A leader who actively makes themselves available and who demonstrates an open, curious, and supportive posture will signal to the team that they’re accessible and safe.
By Geoff Dueck Thiessen
“The open door policy doesn’t work!” The statement, from a colleague teaching a course on cooperative labour relations, hit me like a shock.
We’ve all heard it. “I have an open door policy. My employees know they can come talk to me about anything.”
How can that be a bad idea?
For team members to approach and then walk through the open door assumes some things. It means they feel confident, safe, credible, and strong enough to take the initiative to approach their leader.
I’ve heard it said that a workplace manager might be viewed by many employees in a similar way as a school principal. And how many students would have taken the initiative to go set up a meeting with their school principal?
“Come on now,” you say. “Adults are not kids in school. Surely, we’re all grown up and can muster the nerve to go talk to our boss!”
As a union representative, I can assure you that’s often not the case. The reality is that the leader who waits for the team to come talk to them will only hear from a small number of employees.
It’s a great gesture. Hiding behind a closed door is an obvious sign that a leader is inaccessible, so keeping it open is a big improvement.
But that might be like saying the unripe fruit is better than the rotten fruit. Being better than something bad doesn’t make it good.
And when the leader waits for the team to come see them, we might just be talking about unripe fruit. It doesn’t stink, but it also doesn’t taste good.
The open door policy can even be a soft way to abdicate responsibility. More and more, leaders are expected to carry an onus to inquire when they think their team members are struggling, particularly with mental health.
And if team members generally need to feel strong and confident to approach their manager, we need to assume someone struggling with mental health challenges is actually the least likely to approach their manager and cross that open door threshold.
A workplace leader recently asked me, “So, what am I supposed to do then?”
The answer is to go meet your team where they are. Reach out. Initiate. The leader was selected (hopefully) because they do have the skill, courage, and initiative to start a conversation.
The obvious trade-off is that waiting for the employee means the employee will be prepared for the conversation. So, when a leader initiates with a team member, there needs to be some sensitivity to the possibility that the team member might not be ready to be completely open.

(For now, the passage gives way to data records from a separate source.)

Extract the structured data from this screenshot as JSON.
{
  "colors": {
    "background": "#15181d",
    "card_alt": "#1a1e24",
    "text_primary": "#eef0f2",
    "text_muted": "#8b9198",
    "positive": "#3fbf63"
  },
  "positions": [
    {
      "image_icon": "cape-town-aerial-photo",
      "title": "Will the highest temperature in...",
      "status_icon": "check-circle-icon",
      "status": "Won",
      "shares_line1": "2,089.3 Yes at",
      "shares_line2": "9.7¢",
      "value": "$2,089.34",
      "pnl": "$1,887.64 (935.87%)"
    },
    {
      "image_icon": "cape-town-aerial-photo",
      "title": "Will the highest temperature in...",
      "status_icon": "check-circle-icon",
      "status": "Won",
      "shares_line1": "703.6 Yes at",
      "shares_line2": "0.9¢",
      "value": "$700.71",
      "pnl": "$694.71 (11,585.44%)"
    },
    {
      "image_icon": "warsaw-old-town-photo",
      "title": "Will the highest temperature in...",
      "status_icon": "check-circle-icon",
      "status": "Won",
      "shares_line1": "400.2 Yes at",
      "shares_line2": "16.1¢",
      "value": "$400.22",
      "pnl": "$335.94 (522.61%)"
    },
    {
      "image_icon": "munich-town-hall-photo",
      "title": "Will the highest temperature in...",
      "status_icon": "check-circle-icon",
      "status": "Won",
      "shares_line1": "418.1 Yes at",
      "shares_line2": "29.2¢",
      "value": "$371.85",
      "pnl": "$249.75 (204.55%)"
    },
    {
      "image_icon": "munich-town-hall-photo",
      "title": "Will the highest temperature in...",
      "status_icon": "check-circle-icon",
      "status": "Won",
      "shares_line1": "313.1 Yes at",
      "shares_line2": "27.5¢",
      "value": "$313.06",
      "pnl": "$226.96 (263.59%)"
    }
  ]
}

A leader who actively makes themselves available and who demonstrates an open, curious, and supportive posture will signal to the team that they’re accessible and safe. And when that is established, the team will eventually see it’s okay to initiate too.